  • Degenerative Disc Disease – A natural process where the discs in the spinal column break down and can lead to the irritation of the nerve root causing sciatica pain
  • Lumbar Herniated Disc – When the soft inner core of the disc leaks out to the fibrous outer core which then irritates the nerve roots
  • Lumbar Spinal Stenosis – A condition that occurs when the spinal canal is narrowed causing sciatica-related pain
  • Isthmic Spondylolisthesis – When one vertebral column slips forward on the other due to a small stress fracture
  • Piriformis Syndrome – When the piriformis nerves starts pressing or compressing the nerve root that contains sciatica nerve, it can cause sciatic nerve pain

Factors in Diagnosing Sciatica

Diagnosing sciaticaIt is important that a proper diagnosis of the cause of the sciatica is done so that the right treatment option can be selected so that the symptoms are relieved in the most effective manner possible. A specialist dealing in spinal disorders will perform a complete physical examination in order to understand the patient’s symptoms better. He will also study the medical history as well as other health issues that the patient is suffering from.

Use of diagnostic tests and examinations are restricted unless the sciatica pain is extremely severe or long lasting.
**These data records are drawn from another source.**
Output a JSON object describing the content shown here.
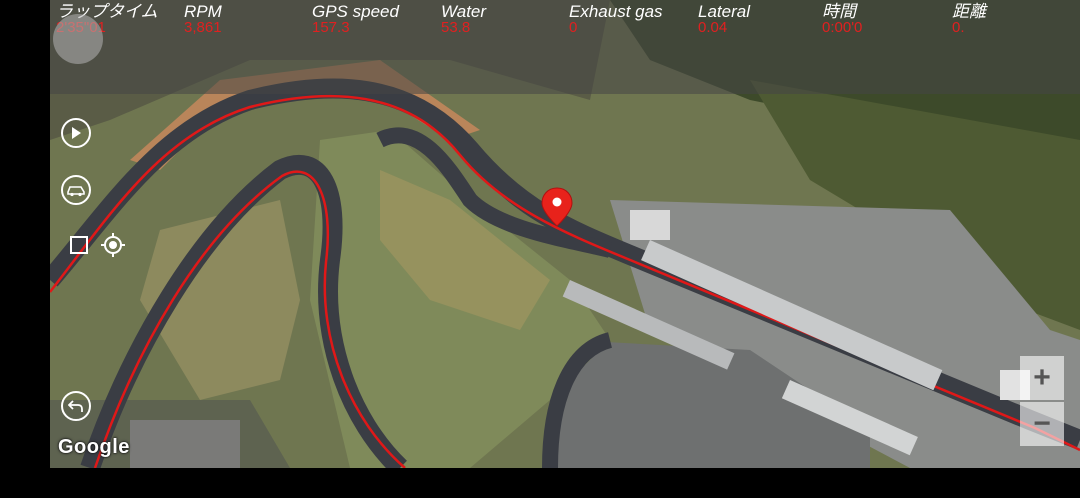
{
  "telemetry": [
    {
      "label": "ラップタイム",
      "value": "2'35\"01"
    },
    {
      "label": "RPM",
      "value": "3,861"
    },
    {
      "label": "GPS speed",
      "value": "157.3"
    },
    {
      "label": "Water",
      "value": "53.8"
    },
    {
      "label": "Exhaust gas",
      "value": "0"
    },
    {
      "label": "Lateral",
      "value": "0.04"
    },
    {
      "label": "時間",
      "value": "0:00'0"
    },
    {
      "label": "距離",
      "value": "0."
    }
  ],
  "map": {
    "attribution": "Google",
    "zoom_in": "+",
    "zoom_out": "−"
  },
  "controls": {
    "icons": [
      "play-icon",
      "car-icon",
      "checkbox-icon",
      "locate-icon",
      "back-icon",
      "pin-icon"
    ]
  },
  "colors": {
    "value_red": "#e02020",
    "track_line": "#e01818",
    "marker": "#e8221b"
  }
}
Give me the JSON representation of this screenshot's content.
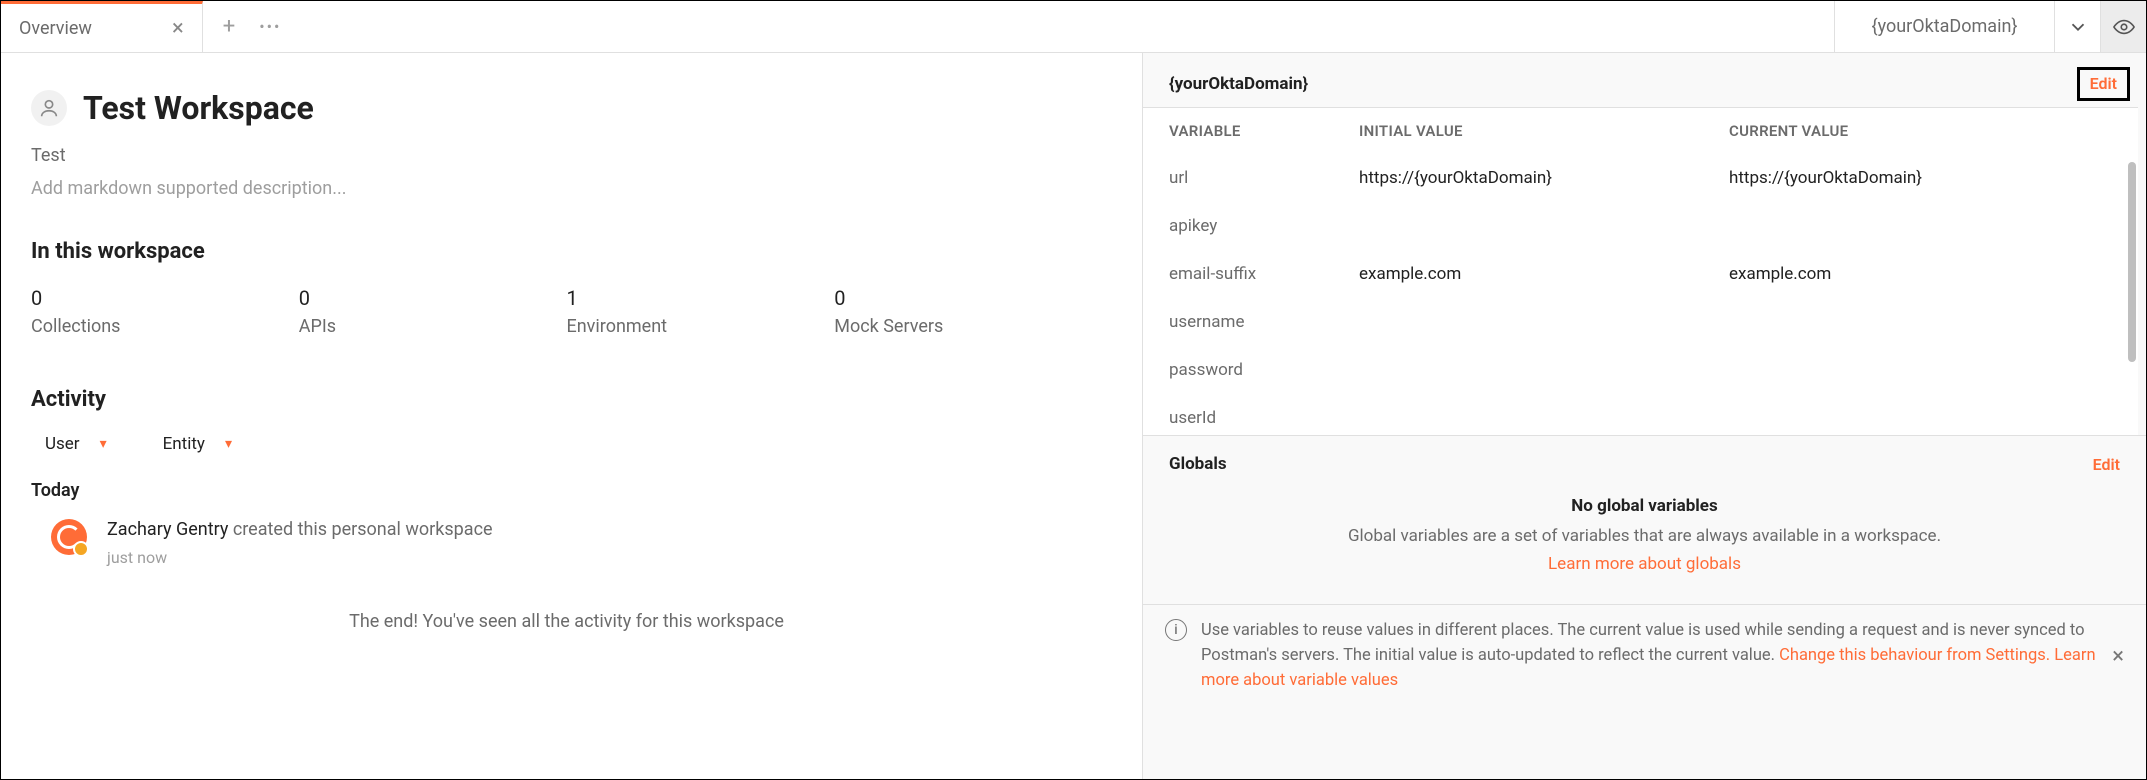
{
  "tabbar": {
    "tab_label": "Overview",
    "env_label": "{yourOktaDomain}"
  },
  "overview": {
    "title": "Test Workspace",
    "subtitle": "Test",
    "description_placeholder": "Add markdown supported description...",
    "section_in": "In this workspace",
    "stats": [
      {
        "value": "0",
        "label": "Collections"
      },
      {
        "value": "0",
        "label": "APIs"
      },
      {
        "value": "1",
        "label": "Environment"
      },
      {
        "value": "0",
        "label": "Mock Servers"
      }
    ],
    "section_activity": "Activity",
    "filters": {
      "user": "User",
      "entity": "Entity"
    },
    "today_label": "Today",
    "activity": {
      "who": "Zachary Gentry",
      "text": " created this personal workspace",
      "when": "just now"
    },
    "end": "The end! You've seen all the activity for this workspace"
  },
  "envpanel": {
    "name": "{yourOktaDomain}",
    "edit": "Edit",
    "headers": {
      "var": "VARIABLE",
      "init": "INITIAL VALUE",
      "cur": "CURRENT VALUE"
    },
    "rows": [
      {
        "k": "url",
        "i": "https://{yourOktaDomain}",
        "c": "https://{yourOktaDomain}"
      },
      {
        "k": "apikey",
        "i": "",
        "c": ""
      },
      {
        "k": "email-suffix",
        "i": "example.com",
        "c": "example.com"
      },
      {
        "k": "username",
        "i": "",
        "c": ""
      },
      {
        "k": "password",
        "i": "",
        "c": ""
      },
      {
        "k": "userId",
        "i": "",
        "c": ""
      }
    ]
  },
  "globals": {
    "title": "Globals",
    "edit": "Edit",
    "empty_title": "No global variables",
    "empty_text": "Global variables are a set of variables that are always available in a workspace.",
    "learn": "Learn more about globals"
  },
  "infobar": {
    "text1": "Use variables to reuse values in different places. The current value is used while sending a request and is never synced to Postman's servers. The initial value is auto-updated to reflect the current value. ",
    "link1": "Change this behaviour from Settings.",
    "text2": " ",
    "link2": "Learn more about variable values"
  }
}
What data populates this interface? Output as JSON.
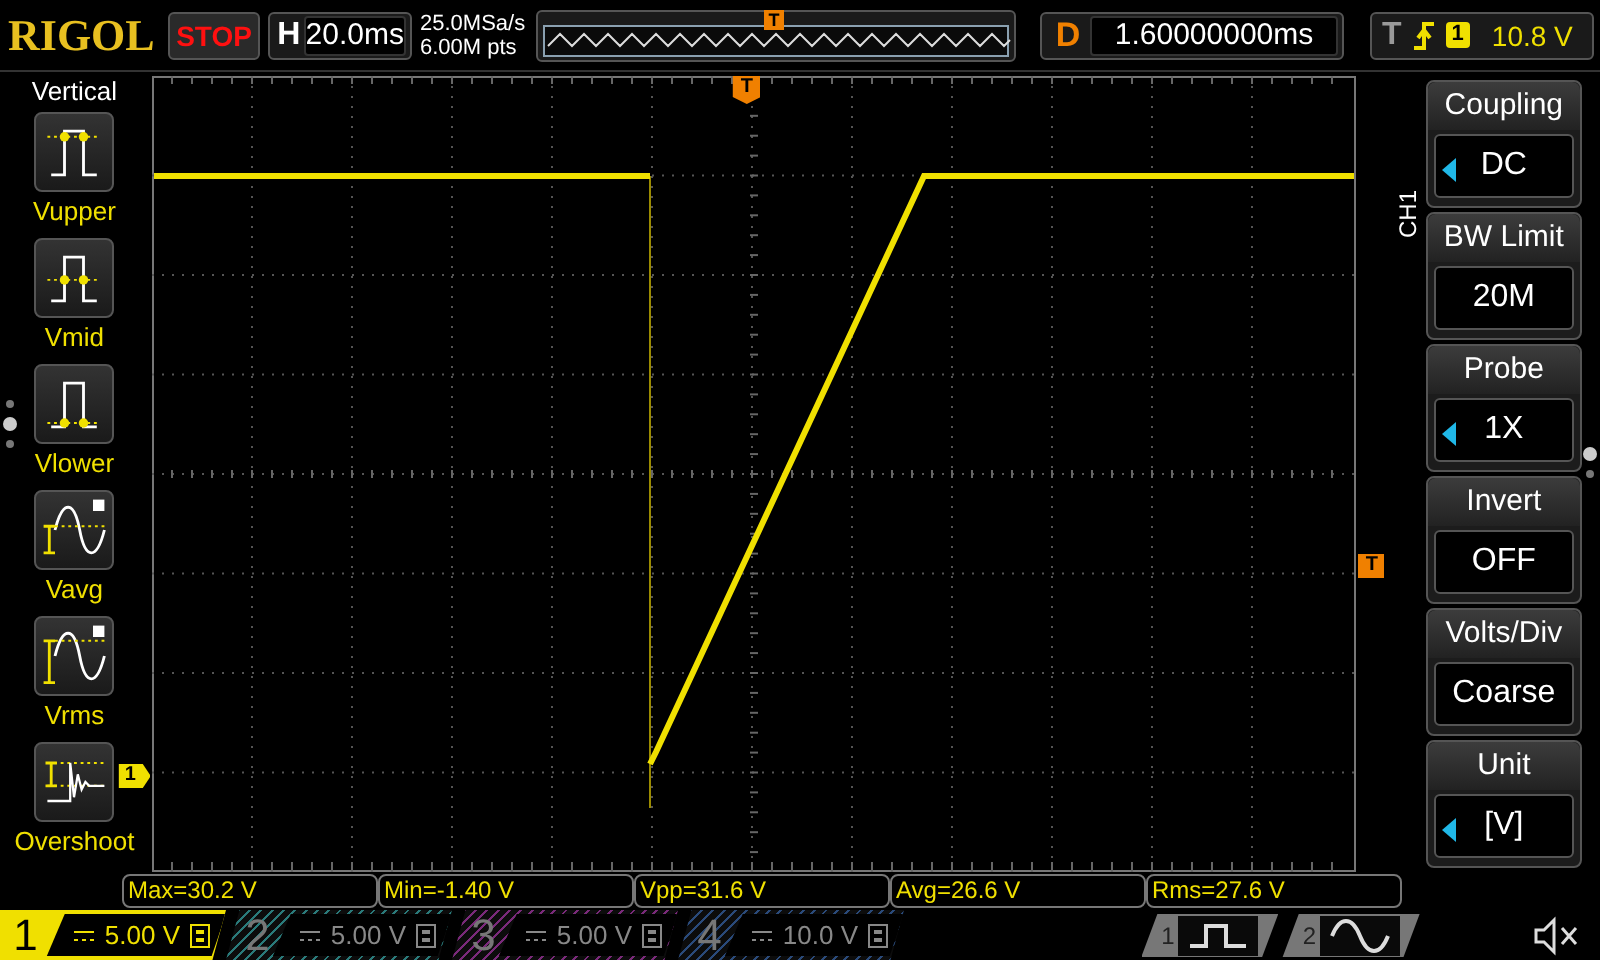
{
  "brand": "RIGOL",
  "run_state": "STOP",
  "horizontal": {
    "label": "H",
    "timebase": "20.0ms"
  },
  "acquisition": {
    "sample_rate": "25.0MSa/s",
    "memory_depth": "6.00M pts"
  },
  "overview": {
    "trigger_marker": "T"
  },
  "delay": {
    "label": "D",
    "value": "1.60000000ms"
  },
  "trigger": {
    "label": "T",
    "source": "1",
    "level": "10.8 V"
  },
  "left_menu": {
    "title": "Vertical",
    "items": [
      {
        "label": "Vupper",
        "kind": "vupper"
      },
      {
        "label": "Vmid",
        "kind": "vmid"
      },
      {
        "label": "Vlower",
        "kind": "vlower"
      },
      {
        "label": "Vavg",
        "kind": "vavg"
      },
      {
        "label": "Vrms",
        "kind": "vrms"
      },
      {
        "label": "Overshoot",
        "kind": "overshoot"
      }
    ]
  },
  "graticule": {
    "trigger_position_marker": "T",
    "trigger_level_marker": "T",
    "channel_marker": "1"
  },
  "right_menu": {
    "channel": "CH1",
    "items": [
      {
        "title": "Coupling",
        "value": "DC",
        "has_options": true
      },
      {
        "title": "BW Limit",
        "value": "20M",
        "has_options": false
      },
      {
        "title": "Probe",
        "value": "1X",
        "has_options": true
      },
      {
        "title": "Invert",
        "value": "OFF",
        "has_options": false
      },
      {
        "title": "Volts/Div",
        "value": "Coarse",
        "has_options": false
      },
      {
        "title": "Unit",
        "value": "[V]",
        "has_options": true
      }
    ]
  },
  "measurements": [
    "Max=30.2 V",
    "Min=-1.40 V",
    "Vpp=31.6 V",
    "Avg=26.6 V",
    "Rms=27.6 V"
  ],
  "channels": [
    {
      "number": "1",
      "scale": "5.00 V",
      "active": true,
      "color": "#f0e000"
    },
    {
      "number": "2",
      "scale": "5.00 V",
      "active": false,
      "color": "#2a7a7a"
    },
    {
      "number": "3",
      "scale": "5.00 V",
      "active": false,
      "color": "#7a2a7a"
    },
    {
      "number": "4",
      "scale": "10.0 V",
      "active": false,
      "color": "#2a4a7a"
    }
  ],
  "generators": [
    {
      "number": "1",
      "kind": "square"
    },
    {
      "number": "2",
      "kind": "sine"
    }
  ]
}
The usual tests that are done for sciatica include:

Treating Sciatica Non-Surgically

  • Heat/Ice Packs
  • Pain Medications
  • Epidural Steroid Injections
  • Chiropractic/Manual Manipulation
  • Acupuncture
  • Massage therapy

Available Surgical Options for Sciatica

In cases where individuals suffer from severe pain that is not relieved within six to twelve weeks of non surgical treatment, it is reasonable to consider surgery. Typical surgical options include:

  • A lumbar laminectomy (an open decompression)
  • A microdiscectomy (or small open surgery)